Why Mergers Kill Customer Value
The M&A season is underway. Dell is looking at a $24 billion private equity deal that will privatize the company. Berkshire Hathaway is looking to buy H. J. Heinz, the ketchup brand, for $23 billion. Liberty Global wants to buy Virgin Media, a British cable provider, for $16 billion. US Airways and American Airlines are merging to form the world’s largest airline.
Each of these acquisitions creates a risk of disruption to the customer. Will Dell’s product line change and obsolete equipment customer rely on? How different will an American Airlines’ passenger experience be on a US Airways flight?
The basis of any M&A deal, regardless if it’s to buy a product line, intellectual property, or an entire business, is revenue growth. If I buy you, how much additional revenue, today and tomorrow, will that yield to me.
Having been involved in a lot of M&A transactions, I find the “customer” is rarely the centerpiece of integration work. In fact, while customers are the most valued asset in a transaction, they are treated like their loyalty can be bought and sold. In fact, the disruption and chaos from a merge often drives customers away and is the primary reason acquisitions do not measure up to their projected financial benefits.

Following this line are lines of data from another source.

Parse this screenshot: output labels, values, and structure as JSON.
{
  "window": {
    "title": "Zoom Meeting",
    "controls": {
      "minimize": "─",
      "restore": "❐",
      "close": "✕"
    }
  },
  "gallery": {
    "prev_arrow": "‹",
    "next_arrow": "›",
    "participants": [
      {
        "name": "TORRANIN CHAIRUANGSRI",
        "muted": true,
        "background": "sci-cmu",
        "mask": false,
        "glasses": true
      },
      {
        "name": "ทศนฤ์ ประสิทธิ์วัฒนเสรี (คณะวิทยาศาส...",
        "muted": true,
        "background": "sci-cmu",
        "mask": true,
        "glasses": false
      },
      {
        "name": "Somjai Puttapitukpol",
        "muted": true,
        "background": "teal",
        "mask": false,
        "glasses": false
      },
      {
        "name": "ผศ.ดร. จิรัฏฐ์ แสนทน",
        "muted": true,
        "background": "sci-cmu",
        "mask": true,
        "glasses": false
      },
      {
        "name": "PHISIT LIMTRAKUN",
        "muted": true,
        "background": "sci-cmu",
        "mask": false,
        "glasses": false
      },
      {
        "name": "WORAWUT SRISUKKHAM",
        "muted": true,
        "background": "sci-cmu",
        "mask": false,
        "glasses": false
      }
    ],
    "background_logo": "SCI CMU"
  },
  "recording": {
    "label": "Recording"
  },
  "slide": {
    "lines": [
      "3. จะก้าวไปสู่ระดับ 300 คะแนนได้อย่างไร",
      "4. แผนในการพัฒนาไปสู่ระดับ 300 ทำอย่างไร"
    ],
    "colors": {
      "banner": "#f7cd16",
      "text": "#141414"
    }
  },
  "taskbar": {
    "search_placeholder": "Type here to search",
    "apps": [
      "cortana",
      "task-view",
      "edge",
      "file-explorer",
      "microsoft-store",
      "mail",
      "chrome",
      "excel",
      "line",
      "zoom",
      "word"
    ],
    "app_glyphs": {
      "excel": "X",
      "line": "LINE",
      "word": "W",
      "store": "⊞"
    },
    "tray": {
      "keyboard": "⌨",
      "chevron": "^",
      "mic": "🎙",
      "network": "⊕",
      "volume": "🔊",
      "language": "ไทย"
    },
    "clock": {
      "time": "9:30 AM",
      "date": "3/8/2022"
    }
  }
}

For all the M&A due diligence done very little effort is expended to understand the expectations of customers. An equal paltry amount is spent on understanding how customers will respond to the news or to minimizing the disruption to their experience. Deals are made under the mistaken assumption that customers will remain loyal even as the brand they love will change.
The law requires a cloak of secrecy until the deal is signed. However, during integration when the two companies plan on how they will become one is an excellent opportunity to address the customer experience.
Instead of giving the customer only cursory attention, what if we took a different approach?
As part of the integration plan investing in understanding the experiences customers valued, expectations they have along their journey and actively involving customers to co-create a new, valued customer experience is a good place to start. By putting the customer in the center of the integration process, the success rates of acquisitions could improve. Because it really is all about the customer; not the org chart or systems, these are a means to an end.
Counter to popular myth, customer experience discovery and strategy do not take months to complete or require vast teams of consultants. They can be completed, depending on the size of the companies involved, in four to six weeks with existing staff from the combining companies. The knowledge gained and the rapport built with customers will go a long way to making the acquisition accretive.
Here are five recommendations for putting the customer back into the M&A process:
- Include a customer advocate team in the M&A process responsible for assessing and determining how to maintain or improve the experience for customers through the transition.
- Add customer experience gap assessments to due diligence to evaluate what customers will be expecting and identify any gaps that will impact revenue projections.
- Re-structure integration plans into four parts of equal emphasis – customer experience, employee integration/engagement, business model/systems integration and legal/regulatory compliance.
- Establish a customer ombudsman responsible for driving customer outreach and on-boarding, co-creation of new interactions and solutions and internal advocacy for voicing customer concerns.
- Expand the M&A integration scorecard to include customer sentiment and customer experience expectations.